Here at the Funny Names Blog, we don’t consider ourselves humor writers – we are historians and explorers seeking to enrich the world and contribute to the understanding and advancement of the exciting new field of funnynameology. We are pioneers.
As part of our efforts in this emerging academic discipline, we occasionally reach new epiphanies that signify a quantum leap forward in nominal knowledge. Like all responsible scientists, we recognize that we must publish our work and share it with the world. Since science presently contains a massive void in journals addressing funnynameology, we will unveiling the Funny Names Theory page on our blog next week, which will serve as the official repository of all significant breakthroughs in Funny Names Theory.
In celebration of this, we opened up a poll last week asking our exceptional readers to vote on which theories you’d like to see previewed over the weekend.
Here were the results:
- The “Kermit Can Kill” Conjecture: 19.51%
- The Outerbridge Horsey Certainty Principle: 17.07%
- The Izzy Skenazy Postulate: 14.63%
- The Bone Wars Settlement (and the Muffet McGraw Corollary): 14.63%
- The Baldwin Churchill Rule: 12.20%
- The Armstrong-McLish Allowance (and the Bramble Exception): 12.20%
- The S.E.O. Confusion Conclusion: 9.76%
Last night, when we last checked the results, there was a three-way tie for second place, so I decided to wait for the voting to resolve itself. I checked again this afternoon and we now have two clear winners!
Here are the two Funny Names Theories previews as chosen by our enlightened readership!
The Kermit Can Kill Conjecture
People born with unusual names (especially boys named Kermit) often become some of the most hardcore tough guys (and gals) on the planet. It is theorized that this could be due to a natural response to early schoolyard heckling at the hands of unenlightened youths who have not yet learned the awesome power that the funny name holds.
Item ∞ – The Outerbridge Horsey Certainty Principle
Part 1: In the beginning, there was Outerbridge Horsey.
Part 2: Outerbridge Horsey is the standard by which all funny names are measured.
Every system of measurement requires a standard by which all other measurements can be referenced.
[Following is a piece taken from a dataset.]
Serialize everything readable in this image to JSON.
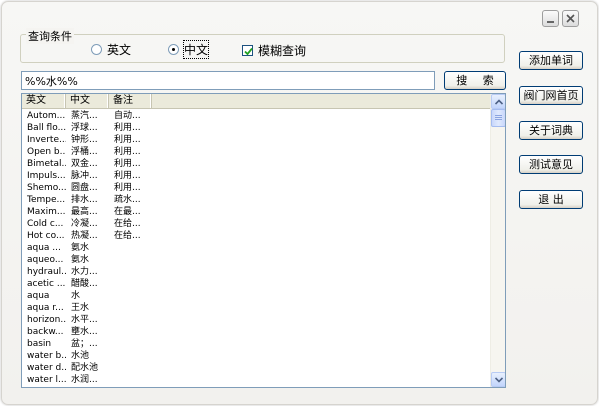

For most of its history, the metric system used a one-meter long bar of platinum at the freezing temperature of water as its standard. For the Funny Names Blog, Outerbridge Horsey is our de facto bar of platinum-iridium alloy.
There are several reasons for this:
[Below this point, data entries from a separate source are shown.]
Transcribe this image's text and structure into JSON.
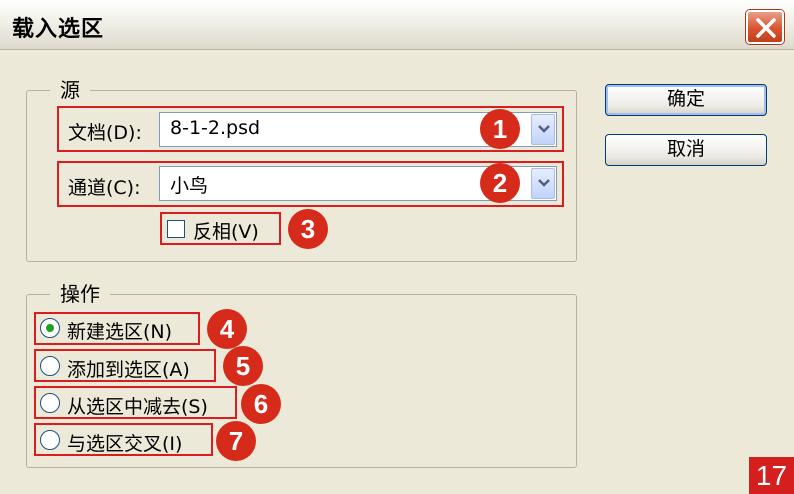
{
  "dialog": {
    "title": "载入选区"
  },
  "title_bar": {
    "close_icon": "close-icon"
  },
  "source_group": {
    "legend": "源",
    "document": {
      "label": "文档(D):",
      "value": "8-1-2.psd"
    },
    "channel": {
      "label": "通道(C):",
      "value": "小鸟"
    },
    "invert": {
      "label": "反相(V)",
      "checked": false
    }
  },
  "operation_group": {
    "legend": "操作",
    "options": [
      {
        "label": "新建选区(N)",
        "selected": true
      },
      {
        "label": "添加到选区(A)",
        "selected": false
      },
      {
        "label": "从选区中减去(S)",
        "selected": false
      },
      {
        "label": "与选区交叉(I)",
        "selected": false
      }
    ]
  },
  "buttons": {
    "ok": "确定",
    "cancel": "取消"
  },
  "callouts": [
    "1",
    "2",
    "3",
    "4",
    "5",
    "6",
    "7"
  ],
  "page_number": "17",
  "colors": {
    "callout_red": "#d62a1a",
    "radio_selected": "#21a121",
    "dialog_bg": "#ece9d8"
  }
}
- Over five years ago, it was the name that inspired the creation of the Funny Names List that eventually led to this blog.
- The original Outerbridge Horsey was born in Maryland in 1715, sixty years before the original 13 U.S. colonies had declared independence from the British. Outerbridge Horsey VII is alive today. While most names have to be examined in the context of their particular time period, Outerbridge Horsey provides a benchmark for nearly 300 years of funny name history. No other name we have encountered has that kind of staying power, with the slightly less-accomplished – and slightly less-amusing – lineage of Return J. Meigs (which started 35 years later) its closest known competitor.
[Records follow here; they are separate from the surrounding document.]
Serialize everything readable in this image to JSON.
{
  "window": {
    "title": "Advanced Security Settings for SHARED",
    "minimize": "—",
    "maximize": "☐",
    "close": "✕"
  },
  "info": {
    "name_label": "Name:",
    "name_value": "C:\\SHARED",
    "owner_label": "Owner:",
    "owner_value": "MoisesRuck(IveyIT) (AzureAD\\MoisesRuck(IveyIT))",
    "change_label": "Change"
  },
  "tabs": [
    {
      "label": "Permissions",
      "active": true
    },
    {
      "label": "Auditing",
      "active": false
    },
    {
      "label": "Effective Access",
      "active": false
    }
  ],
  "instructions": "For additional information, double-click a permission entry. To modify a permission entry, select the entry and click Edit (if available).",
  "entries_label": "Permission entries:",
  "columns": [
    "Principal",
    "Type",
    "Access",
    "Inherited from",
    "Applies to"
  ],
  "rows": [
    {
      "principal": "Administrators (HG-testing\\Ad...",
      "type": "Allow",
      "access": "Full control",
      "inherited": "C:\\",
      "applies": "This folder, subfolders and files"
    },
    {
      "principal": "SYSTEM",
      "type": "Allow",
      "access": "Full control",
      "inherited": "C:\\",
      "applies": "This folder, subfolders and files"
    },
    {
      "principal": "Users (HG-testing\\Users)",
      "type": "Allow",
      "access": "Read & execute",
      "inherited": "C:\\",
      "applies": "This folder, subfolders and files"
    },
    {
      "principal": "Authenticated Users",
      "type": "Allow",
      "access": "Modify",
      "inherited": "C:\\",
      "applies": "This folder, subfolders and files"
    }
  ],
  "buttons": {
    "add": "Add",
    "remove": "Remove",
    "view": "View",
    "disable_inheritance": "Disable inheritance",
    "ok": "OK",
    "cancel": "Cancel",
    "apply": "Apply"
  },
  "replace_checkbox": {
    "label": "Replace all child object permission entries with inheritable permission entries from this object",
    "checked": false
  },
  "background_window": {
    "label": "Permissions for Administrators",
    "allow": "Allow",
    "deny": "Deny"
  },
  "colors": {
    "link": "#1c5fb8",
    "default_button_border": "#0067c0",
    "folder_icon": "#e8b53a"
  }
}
- The name has always been unusual. While names like Archibald, Gladys, or Skylar can be considered normal by some people and strange by others, there was never a period where Outerbridge didn’t raise eyebrows.
- For any person to have the funniest name in the world since 1715, it would have to pass the Outerbridge Horsey test. While it is all subjective, and there are definitely some names that can make a strong and valid claim to that title, we have yet to find a name that has had an obvious edge over Outerbridge Horsey.
So there you have it – the first two theories ever to be published in the emerging scientific discipline of funnynameology, and if you comment on this post, you can tell your (hopefully funny-named) grandchildren that you were there when history was made.